"Yes." Liz wearily pushed back to her feet and followed him across the yard at the briskest jog she could muster, wondering if this interminable day would ever end – and if they could possibly all still be in one piece, when it finally did.

Before they reached the spaceship, the Brigadier came hurrying across from the perimeter, where he'd been thrashing out strategy and contingency plans with his troops. The field telephone was clamped to his ear still, keeping him in constant communication with the team of radar operators using Martin's scanner to track the Tyrsians, and as he matched stride with Benton he anxiously demanded, "Are we ready yet?"

"Not quite," Liz repeated.

He waved the handset. "That alien vehicle is bearing down on us, fast – only minutes away. If we don't get our defences in place before they get here, we've had it."

As if she didn't already know that. "I'm working as fast as I can, Brigadier," she snapped, pushing past him to stride up the ramp into the alien ship…where she came to an abrupt standstill, all that irritation and anxiety and exhaustion simply melting away at the sight of the interior.

It was an alien spaceship. Of course it was, she'd known that, but she'd been so caught up in what needed to be done that she hadn't felt it. That first glimpse of the inside, though…there was that thrill again, just like that first glimpse of a new alien in UNIT's sick bay, back at the start of all this.

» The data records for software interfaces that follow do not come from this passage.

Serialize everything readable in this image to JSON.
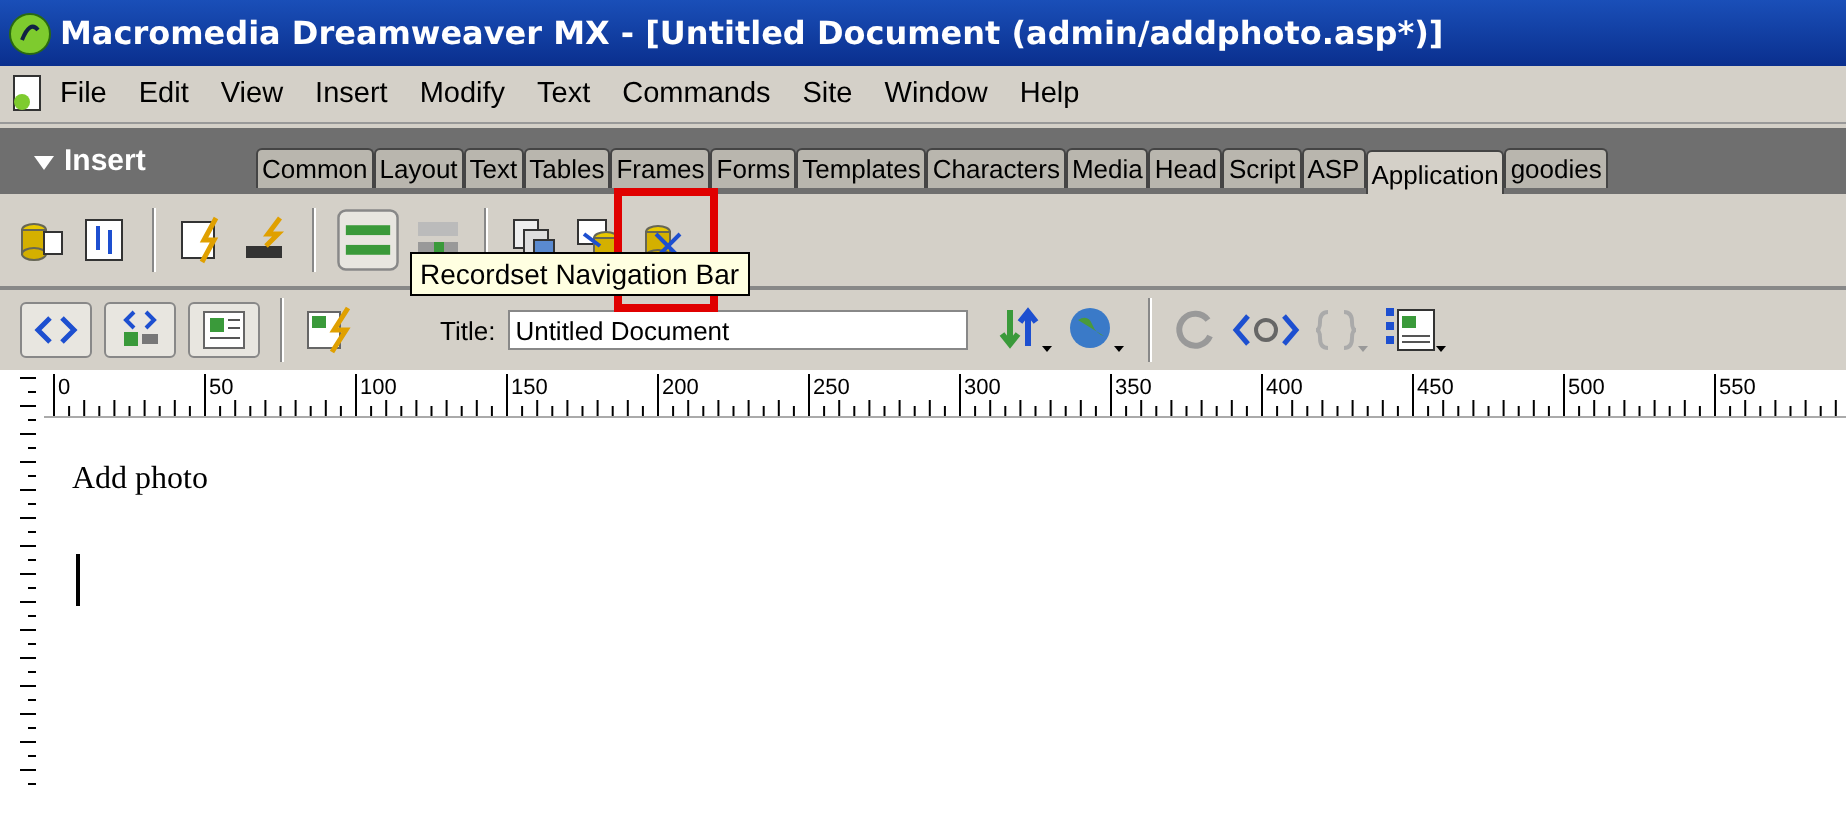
{
  "window": {
    "title": "Macromedia Dreamweaver MX - [Untitled Document (admin/addphoto.asp*)]"
  },
  "menu": [
    "File",
    "Edit",
    "View",
    "Insert",
    "Modify",
    "Text",
    "Commands",
    "Site",
    "Window",
    "Help"
  ],
  "insert_bar": {
    "title": "Insert",
    "tabs": [
      {
        "label": "Common",
        "selected": false
      },
      {
        "label": "Layout",
        "selected": false
      },
      {
        "label": "Text",
        "selected": false
      },
      {
        "label": "Tables",
        "selected": false
      },
      {
        "label": "Frames",
        "selected": false
      },
      {
        "label": "Forms",
        "selected": false
      },
      {
        "label": "Templates",
        "selected": false
      },
      {
        "label": "Characters",
        "selected": false
      },
      {
        "label": "Media",
        "selected": false
      },
      {
        "label": "Head",
        "selected": false
      },
      {
        "label": "Script",
        "selected": false
      },
      {
        "label": "ASP",
        "selected": false
      },
      {
        "label": "Application",
        "selected": true
      },
      {
        "label": "goodies",
        "selected": false
      }
    ]
  },
  "tooltip": "Recordset Navigation Bar",
  "document_toolbar": {
    "title_label": "Title:",
    "title_value": "Untitled Document"
  },
  "ruler": {
    "marks": [
      "0",
      "50",
      "100",
      "150",
      "200",
      "250",
      "300",
      "350",
      "400",
      "450",
      "500",
      "550"
    ]
  },
  "document": {
    "text": "Add photo"
  }
}
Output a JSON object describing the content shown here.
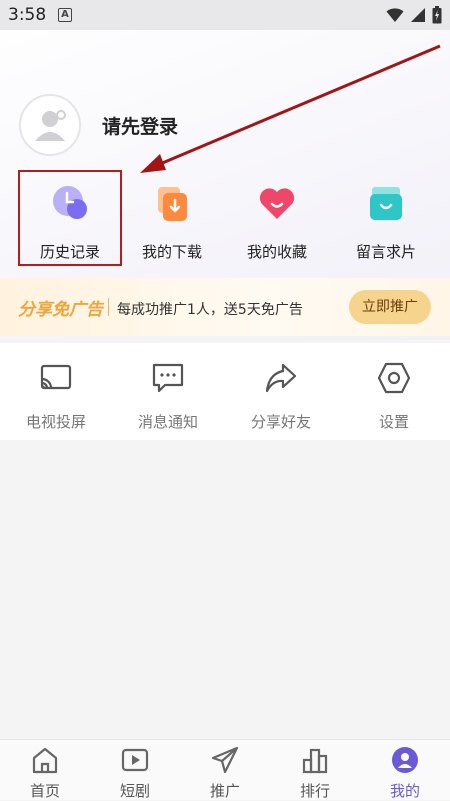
{
  "status_bar": {
    "time": "3:58",
    "notification": "A"
  },
  "profile": {
    "login_prompt": "请先登录",
    "avatar_icon": "user-icon"
  },
  "quick_actions": [
    {
      "label": "历史记录",
      "icon": "clock-icon",
      "color": "#7c6cf0"
    },
    {
      "label": "我的下载",
      "icon": "download-icon",
      "color": "#ff8a3d"
    },
    {
      "label": "我的收藏",
      "icon": "heart-icon",
      "color": "#f0466a"
    },
    {
      "label": "留言求片",
      "icon": "message-box-icon",
      "color": "#2ec6c6"
    }
  ],
  "ad_banner": {
    "title": "分享免广告",
    "description": "每成功推广1人，送5天免广告",
    "button": "立即推广",
    "accent": "#f0a43a"
  },
  "tools": [
    {
      "label": "电视投屏",
      "icon": "cast-icon"
    },
    {
      "label": "消息通知",
      "icon": "chat-icon"
    },
    {
      "label": "分享好友",
      "icon": "share-icon"
    },
    {
      "label": "设置",
      "icon": "settings-hexagon-icon"
    }
  ],
  "tab_bar": {
    "active_color": "#6a5ad8",
    "items": [
      {
        "label": "首页",
        "icon": "home-icon"
      },
      {
        "label": "短剧",
        "icon": "play-icon"
      },
      {
        "label": "推广",
        "icon": "paper-plane-icon"
      },
      {
        "label": "排行",
        "icon": "ranking-icon"
      },
      {
        "label": "我的",
        "icon": "profile-icon",
        "active": true
      }
    ]
  }
}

It was the glorious contradiction that was UNIT, always had been: that constant conflict between aggravation, danger and exhaustion on the one hand, and the thrill of exploration and discovery of the unknown on the other.

She allowed herself just a second or two to be awed at the sight, and then got down to business, examining each and every console in search of some clue as to which switch controlled what. It was a very different kind of technology than the time travel device she'd spent the last God-only-knew how many hours studying, product of an entirely different culture, but the layout seemed logical, as had the circuits in the receptor she'd just repaired. So if this controlled the steering and that was the engine…

"They're two minutes away, Miss Shaw," the Brigadier called from the doorway, his voice sharp and urgent.

This was some kind of communications array and over there…were the same symbols she'd seen marked on the receptor casing, quite distinct from the symbols marking any other control panels in the room. So was that it? There were several switches on the panel, all different colours…

"Sixty seconds, Miss Shaw!"

She'd seen and used a few Tyrsian tools while working with Rahl and Martin on the time travel device. The controls had been similarly coloured, the different colours denoting the various functions of the switches. So if the sequence of the colour coding here was the same…

There wasn't time for doubts or for second guessing.

Liz picked a switch and flipped it.

On to Part Seven


( 2 comments — Leave a comment )
Sep. 11th, 2012 11:12 am (UTC)
re: Life Goes On - Part Six
*hugs all the characters* The lovely thing is that you have their voices down fairly well. :) If I think that I can hear a character speaking the words written, that's always wonderful. :)
Sep. 11th, 2012 11:24 am (UTC)
Re: Life Goes On - Part Six
Thank you! It can be really hard to get a character's voice spot on, especially when they also need to respond in a particular way to specific situations, so it's always gratifying for me to know that readers recognise the characters in the dialogue I give them. Phew!

Some character voices are easier to capture than others - and not always the ones you'd expect, either! Writing is such a learning curve, every time.
( 2 comments — Leave a comment )